Interior minister Priti Patel denounced “thoroughly unacceptable thuggery” and said any perpetrators of violence or vandalism would face the full force of the law.
Statues of historical figures including Winston Churchill were boarded up ahead of time to prevent them from becoming flashpoints or from being defaced by protesters who say such monuments celebrate racists.
There have been demonstrations around the world against racism and police abuses since the death of African American George Floyd in Minneapolis last month.

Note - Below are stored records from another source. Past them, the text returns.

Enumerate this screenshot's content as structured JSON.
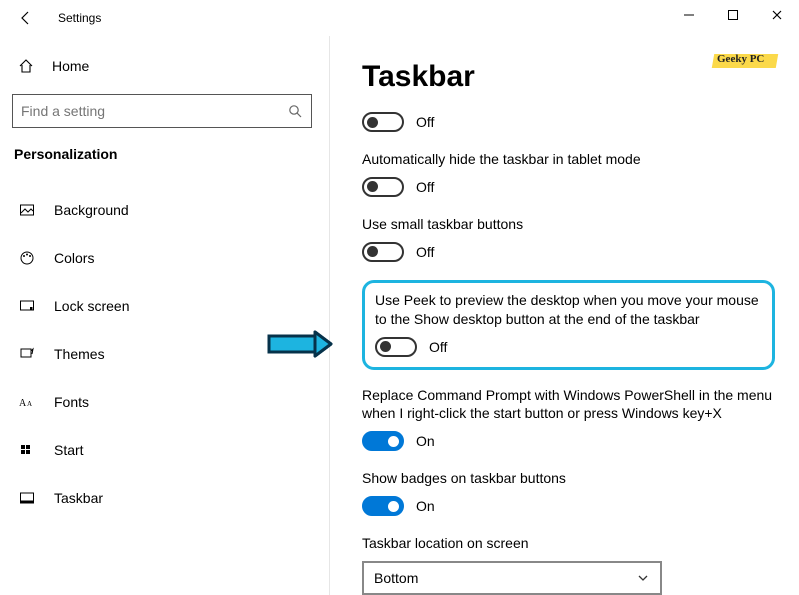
{
  "app_title": "Settings",
  "home_label": "Home",
  "search_placeholder": "Find a setting",
  "category": "Personalization",
  "nav": {
    "items": [
      {
        "label": "Background"
      },
      {
        "label": "Colors"
      },
      {
        "label": "Lock screen"
      },
      {
        "label": "Themes"
      },
      {
        "label": "Fonts"
      },
      {
        "label": "Start"
      },
      {
        "label": "Taskbar"
      }
    ]
  },
  "page_title": "Taskbar",
  "badge_text": "Geeky PC",
  "settings": {
    "s0_state": "Off",
    "s1_label": "Automatically hide the taskbar in tablet mode",
    "s1_state": "Off",
    "s2_label": "Use small taskbar buttons",
    "s2_state": "Off",
    "s3_label": "Use Peek to preview the desktop when you move your mouse to the Show desktop button at the end of the taskbar",
    "s3_state": "Off",
    "s4_label": "Replace Command Prompt with Windows PowerShell in the menu when I right-click the start button or press Windows key+X",
    "s4_state": "On",
    "s5_label": "Show badges on taskbar buttons",
    "s5_state": "On",
    "s6_label": "Taskbar location on screen",
    "s6_value": "Bottom"
  }
}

In British cities tens of thousands of people have marched peacefully during previous days of protest.
In London the numbers of demonstrators were smaller on Saturday than in recent days, after announcements by far-right groups that they would converge on the city centre prompted anti-racism activists to cancel a planned march and instead call for scattered protests.
Hundreds attended rallies in other English cities, many donning masks due to the coronavirus outbreak and carrying placards with slogans such as “To Be Black Is Not A Crime”.
‘MY CULTURE UNDER ATTACK’
In and around London’s Parliament Square, hundreds of people wearing football shirts, describing themselves as patriots and chanting “England, England” gathered alongside military veterans to guard the Cenotaph war memorial.
The far-right groups said they wanted to defend British culture, in particular historical monuments, after the toppling of the statue of a 17th century slave trader in the port city of Bristol last weekend sparked calls for others to come down.
“Winston Churchill, he’s one of our own,” they also chanted, near the statue of the World War Two leader, which last weekend was sprayed with graffiti reading: “Churchill was a racist”.
“My culture is under attack. This is my culture and my English history: why should Churchill be boarded up? Why is the Cenotaph attacked? It is not right,” said David Allen, one of the protesters.
While Churchill is admired by many for his role in defeating Nazi Germany, some in the anti-racism movement have called for more scrutiny of his overall legacy, noting he expressed racist and anti-Semitic views.
On Friday Prime Minister Boris Johnson called it “absurd and shameful” that the Churchill statue was at risk of attack. “Yes, he sometimes expressed opinions that were and are unacceptable to us today, but he was a hero,” he said.
Protests took place in other countries on Saturday, including in several Australian cities, Taipei, Zurich and Paris.
Additional reporting by Ben Dangerfield and Dylan Martinez; Writing by Sarah Young and Estelle Shirbon; Editing by Alexander Smith, Andrew Cawthorne and Frances Kerry